-- Data records for software interfaces --
● ● ● ● ● ● ●

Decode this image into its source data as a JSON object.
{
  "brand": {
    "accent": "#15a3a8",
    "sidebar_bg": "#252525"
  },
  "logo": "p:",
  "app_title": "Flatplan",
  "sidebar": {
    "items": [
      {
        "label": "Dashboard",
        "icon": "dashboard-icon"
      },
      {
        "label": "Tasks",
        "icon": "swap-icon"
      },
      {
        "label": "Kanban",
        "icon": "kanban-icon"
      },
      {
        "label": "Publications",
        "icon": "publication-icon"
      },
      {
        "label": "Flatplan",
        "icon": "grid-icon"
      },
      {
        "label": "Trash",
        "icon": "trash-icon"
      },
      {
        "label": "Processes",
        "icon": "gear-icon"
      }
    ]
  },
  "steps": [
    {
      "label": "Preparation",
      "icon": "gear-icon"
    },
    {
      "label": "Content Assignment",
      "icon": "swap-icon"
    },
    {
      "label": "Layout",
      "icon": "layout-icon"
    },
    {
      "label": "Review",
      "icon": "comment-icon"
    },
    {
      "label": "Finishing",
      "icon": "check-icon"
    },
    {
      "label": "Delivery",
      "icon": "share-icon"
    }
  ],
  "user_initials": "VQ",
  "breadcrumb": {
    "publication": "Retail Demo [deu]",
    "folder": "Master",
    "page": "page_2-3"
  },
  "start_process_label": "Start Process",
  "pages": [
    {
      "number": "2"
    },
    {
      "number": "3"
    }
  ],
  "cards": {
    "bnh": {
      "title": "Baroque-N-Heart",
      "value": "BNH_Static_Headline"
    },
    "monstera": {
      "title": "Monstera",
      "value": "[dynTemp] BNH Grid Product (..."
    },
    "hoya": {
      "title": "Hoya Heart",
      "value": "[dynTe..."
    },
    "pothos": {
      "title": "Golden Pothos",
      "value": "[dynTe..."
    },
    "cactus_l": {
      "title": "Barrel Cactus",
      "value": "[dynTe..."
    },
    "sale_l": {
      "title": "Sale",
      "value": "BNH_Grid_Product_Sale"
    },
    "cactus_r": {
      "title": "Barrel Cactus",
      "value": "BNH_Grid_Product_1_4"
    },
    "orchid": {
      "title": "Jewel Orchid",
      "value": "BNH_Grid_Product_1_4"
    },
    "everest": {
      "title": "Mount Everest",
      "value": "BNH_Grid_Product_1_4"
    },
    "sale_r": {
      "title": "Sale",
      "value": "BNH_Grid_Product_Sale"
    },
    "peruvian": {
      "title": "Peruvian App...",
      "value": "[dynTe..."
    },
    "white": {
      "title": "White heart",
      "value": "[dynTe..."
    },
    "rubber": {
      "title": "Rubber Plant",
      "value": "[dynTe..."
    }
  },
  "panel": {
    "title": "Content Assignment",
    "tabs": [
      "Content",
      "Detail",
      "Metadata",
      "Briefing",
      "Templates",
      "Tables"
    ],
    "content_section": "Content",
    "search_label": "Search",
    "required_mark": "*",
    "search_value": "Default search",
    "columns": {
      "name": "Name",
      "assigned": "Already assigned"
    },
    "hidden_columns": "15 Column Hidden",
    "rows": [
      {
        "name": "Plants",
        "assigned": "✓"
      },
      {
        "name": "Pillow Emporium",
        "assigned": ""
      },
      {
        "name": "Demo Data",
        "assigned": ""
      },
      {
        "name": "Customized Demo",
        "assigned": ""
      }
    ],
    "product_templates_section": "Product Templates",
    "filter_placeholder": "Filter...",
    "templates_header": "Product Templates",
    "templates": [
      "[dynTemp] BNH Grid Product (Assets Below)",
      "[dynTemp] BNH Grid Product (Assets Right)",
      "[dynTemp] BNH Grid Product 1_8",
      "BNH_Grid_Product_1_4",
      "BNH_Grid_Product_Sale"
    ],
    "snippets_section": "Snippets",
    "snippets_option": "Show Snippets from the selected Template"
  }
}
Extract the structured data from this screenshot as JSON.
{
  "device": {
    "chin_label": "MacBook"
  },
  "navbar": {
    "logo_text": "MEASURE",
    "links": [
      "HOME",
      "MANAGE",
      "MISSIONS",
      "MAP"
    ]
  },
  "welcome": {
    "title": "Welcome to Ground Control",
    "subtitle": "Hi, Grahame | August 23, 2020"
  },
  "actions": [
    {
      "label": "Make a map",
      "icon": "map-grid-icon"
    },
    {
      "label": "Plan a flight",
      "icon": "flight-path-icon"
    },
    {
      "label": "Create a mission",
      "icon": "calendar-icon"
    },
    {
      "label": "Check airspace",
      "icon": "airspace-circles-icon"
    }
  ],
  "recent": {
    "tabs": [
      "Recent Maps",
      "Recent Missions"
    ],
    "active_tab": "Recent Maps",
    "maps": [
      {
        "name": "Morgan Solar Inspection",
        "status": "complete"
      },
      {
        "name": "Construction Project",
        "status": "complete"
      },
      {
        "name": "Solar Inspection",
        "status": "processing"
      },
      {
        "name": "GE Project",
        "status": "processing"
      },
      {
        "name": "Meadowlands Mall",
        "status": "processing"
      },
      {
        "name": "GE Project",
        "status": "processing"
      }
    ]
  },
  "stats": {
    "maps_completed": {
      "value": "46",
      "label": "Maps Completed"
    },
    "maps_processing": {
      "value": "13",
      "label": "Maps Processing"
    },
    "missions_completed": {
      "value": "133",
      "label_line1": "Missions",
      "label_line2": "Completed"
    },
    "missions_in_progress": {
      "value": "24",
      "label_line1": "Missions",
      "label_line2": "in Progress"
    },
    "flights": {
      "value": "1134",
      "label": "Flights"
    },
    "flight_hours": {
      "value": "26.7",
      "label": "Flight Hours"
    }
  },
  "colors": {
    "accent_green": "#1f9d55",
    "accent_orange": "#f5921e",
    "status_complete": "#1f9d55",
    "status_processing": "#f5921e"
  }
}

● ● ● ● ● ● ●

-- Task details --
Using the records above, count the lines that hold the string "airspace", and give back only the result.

-- Written solution --
2